The modern world does not operate in a linear, cause-effect manner. You can neither predict nor control change. All decisions have unintended consequences and the art of leadership is navigating this complexity and nudging change in the desired direction.
A key trimtab is managing the symbolic dissonance and resonance of decisions and actions. Dancing with the symbolic messages and narratives our decisions and actions create. Decisions should either conflict with the status quo or resonate with the stated intent (and sometimes both). Failure to do so, leaves people questioning the authenticity of leaders and their intent.
What messages do these decisions send?
- Appointing someone with links to Arconic to the Grenfell Inquiry panel;
- Appointing someone who ignored fire safety concerns pre-Grenfell and advised Theresa May in how to respond to it; and
- Ignoring messages and e-mails from those living in homes with flammable cladding.
Symbolically these conflict with the stated intent to learn from Grenfell and to build trust and listen to residents. This is why they are problematic. Whether or not Mehra’ impartiality will be affected by her association with Arconic is irrelevant; whether Barwell is well qualified for the board role is irrelevant; whatever reason Jenrick has for ignoring residents is irrelevant.

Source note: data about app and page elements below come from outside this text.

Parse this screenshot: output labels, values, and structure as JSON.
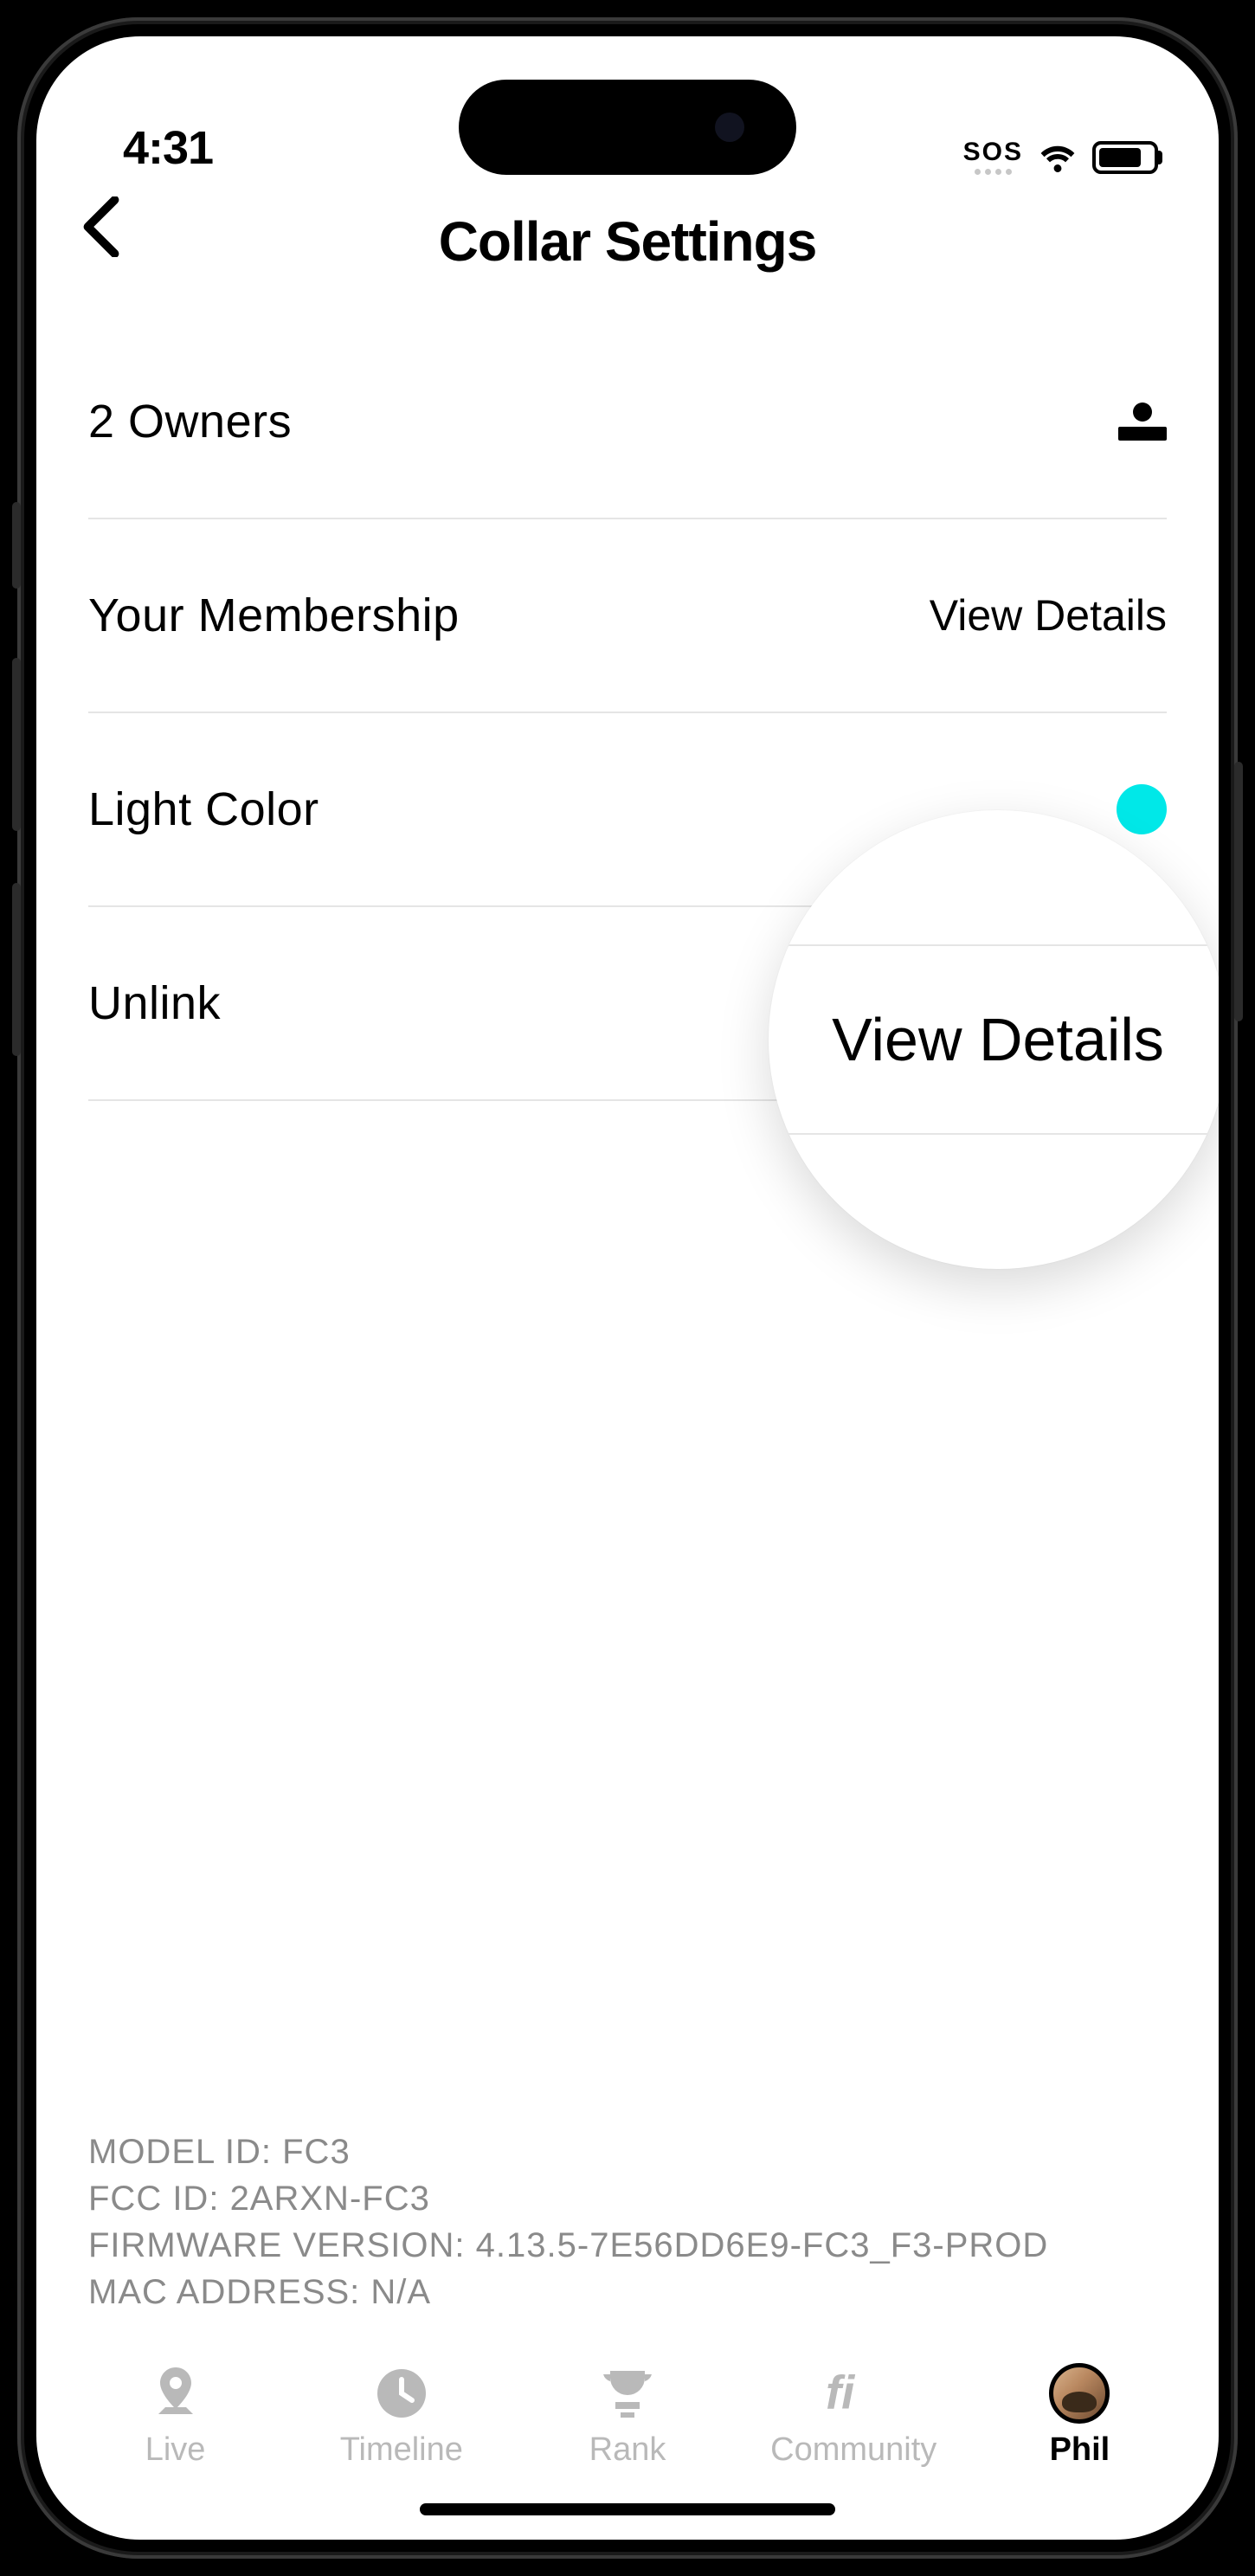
{
  "status_bar": {
    "time": "4:31",
    "sos": "SOS"
  },
  "header": {
    "title": "Collar Settings"
  },
  "rows": {
    "owners": {
      "label": "2 Owners"
    },
    "membership": {
      "label": "Your Membership",
      "value": "View Details"
    },
    "light_color": {
      "label": "Light Color",
      "color": "#00e8e8"
    },
    "unlink": {
      "label": "Unlink"
    }
  },
  "magnifier": {
    "text": "View Details"
  },
  "device_info": {
    "model_id_label": "MODEL ID:",
    "model_id_value": "FC3",
    "fcc_id_label": "FCC ID:",
    "fcc_id_value": "2ARXN-FC3",
    "firmware_label": "FIRMWARE VERSION:",
    "firmware_value": "4.13.5-7E56DD6E9-FC3_F3-PROD",
    "mac_label": "MAC ADDRESS:",
    "mac_value": "N/A"
  },
  "tabs": {
    "live": "Live",
    "timeline": "Timeline",
    "rank": "Rank",
    "community": "Community",
    "phil": "Phil"
  }
}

These are poor decisions in that they fail to symbolically resonate with the intent for learning, listening and trust.
Perhaps, those that made them don’t understand the nature of change and the importance of the symbolic messaging of decisions and actions. Failing that, it’s difficult not to conclude that there is a lack of real intention to learn from Grenfell, make our homes safe and build trust.
Their next actions will be telling…
And then there was this…
“The Prime Minister is completely committed to doing whatever it takes to secure justice for the bereaved and survivors and all those affected by the tragic fire at Grenfell Tower. This government will ensure that they have an active and engaging role to play in implementing the lessons of Grenfell.” Downing Street Spokesperson
“We owe it to the bereaved and the survivors to deliver action on a scale and at a pace commensurate with the level of tragedy, and to do all that we can to ensure that this never happens again.” Robert Jenrick at the debate pictured.
If serious about change and learning from Grenfell, leaders must consider the symbolic messages and impact of their actions and decisions.